***** Entries supplied *****

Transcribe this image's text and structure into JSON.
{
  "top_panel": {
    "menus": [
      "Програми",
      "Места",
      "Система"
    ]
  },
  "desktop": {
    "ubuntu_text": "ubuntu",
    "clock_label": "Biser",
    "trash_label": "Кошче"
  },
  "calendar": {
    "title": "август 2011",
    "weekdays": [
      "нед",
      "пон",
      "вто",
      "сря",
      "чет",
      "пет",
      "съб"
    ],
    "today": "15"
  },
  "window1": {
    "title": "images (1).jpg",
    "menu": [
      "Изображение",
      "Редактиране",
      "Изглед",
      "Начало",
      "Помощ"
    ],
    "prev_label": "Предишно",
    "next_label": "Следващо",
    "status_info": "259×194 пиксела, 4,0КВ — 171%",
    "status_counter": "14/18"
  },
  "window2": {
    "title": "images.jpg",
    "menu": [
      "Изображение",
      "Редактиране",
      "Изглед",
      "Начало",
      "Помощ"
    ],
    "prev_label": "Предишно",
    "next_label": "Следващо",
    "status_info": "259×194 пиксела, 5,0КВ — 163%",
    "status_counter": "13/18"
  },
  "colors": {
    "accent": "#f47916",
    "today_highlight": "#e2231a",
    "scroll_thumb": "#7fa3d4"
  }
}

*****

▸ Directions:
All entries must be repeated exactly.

▸ Result of the task:
Transcribe this image's text and structure into JSON.
{
  "top_panel": {
    "menus": [
      "Програми",
      "Места",
      "Система"
    ]
  },
  "desktop": {
    "ubuntu_text": "ubuntu",
    "clock_label": "Biser",
    "trash_label": "Кошче"
  },
  "calendar": {
    "title": "август 2011",
    "weekdays": [
      "нед",
      "пон",
      "вто",
      "сря",
      "чет",
      "пет",
      "съб"
    ],
    "today": "15"
  },
  "window1": {
    "title": "images (1).jpg",
    "menu": [
      "Изображение",
      "Редактиране",
      "Изглед",
      "Начало",
      "Помощ"
    ],
    "prev_label": "Предишно",
    "next_label": "Следващо",
    "status_info": "259×194 пиксела, 4,0КВ — 171%",
    "status_counter": "14/18"
  },
  "window2": {
    "title": "images.jpg",
    "menu": [
      "Изображение",
      "Редактиране",
      "Изглед",
      "Начало",
      "Помощ"
    ],
    "prev_label": "Предишно",
    "next_label": "Следващо",
    "status_info": "259×194 пиксела, 5,0КВ — 163%",
    "status_counter": "13/18"
  },
  "colors": {
    "accent": "#f47916",
    "today_highlight": "#e2231a",
    "scroll_thumb": "#7fa3d4"
  }
}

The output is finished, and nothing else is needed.